And this is where this album shows up. First, that cover. Seriously, what the fuck is that? I mean I assume Kanye got ahold of MS Paint and went wild and nobody had the nerve to tell him it looked like my third-grade Apple IIe project (but with a photo of a giant ass on it). And then there is the album itself. I will start off by saying that despite Kanye putting together some decent tunes over the years, I’ve found the adulation and all-out praise to be a bit overblown. Yes, the man is crazy and he has no worries putting it all down on wax (or bytes), but sometimes crazy just spells disjointed and uneven and kind of head-scratching. First, enough about your dick. We all have ’em. Yours is nothing special. Second, we know you are a seriously important individual, but not every single human wants to be you. Yes, I know this is a rap thing. But with most it’s just bluster and part of the genre. With Kanye, he honestly thinks that we all want what Kanye got. Third, Kanye is one of the least talented rappers on this album. Granted, I’m also not a fan of Jay-Z’s rapping style. It’s clumsy and he’s squarely outside of the pocket, which drives me nuts. Kanye is, well, Kanye.
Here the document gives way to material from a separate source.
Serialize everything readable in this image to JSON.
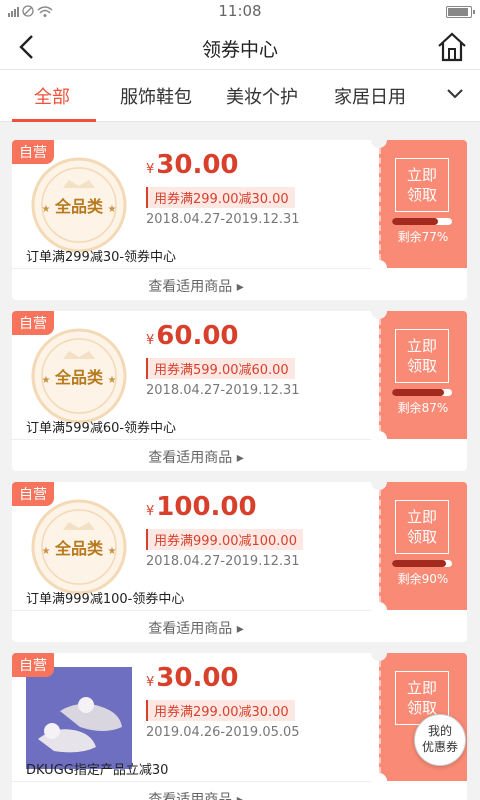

He has a style and you kind of either like it you don’t, or, like me, you’re just okay with it. When he’s not rapping, it’s mostly auto-tuned singing, sort of.
But, gooddamnit if this album hasn’t grown on me. I mean I downloaded it on April 1 once it moved beyond Tidal and have been listening to it pretty much non-stop since. I thought at first that I was listening to it just to review it, but then I kind of fell in love with the sound and production of the thing. I’ve listened to it both in headphones and in the car and damn this thing sounds good. I can somehow push Kanye himself to the background and just lose myself in the pastiche of the samples and the cut and paste of all the sounds and drums and the kind of general schizophrenia of the whole thing. It’s kind of invigorating if you just sit back and let the crazy soak in. Granted, for me the highlight of the entire album is Chance the Rapper’s (a Mr. Hipster “best of” two years running) verse in the first track, “Ultralight Beam.” Not great blowing your wad right out of the gate, but the more you listen, the more you’ll agree that while this thing is a bit of a kitchen sink (including the penultimate track, “Facts,” which is the only god-awful clunker on the album) and at time feels more like r&b or gospel than hip-hop, it’ll certainly make you wonder what the hell he’s thinkin’.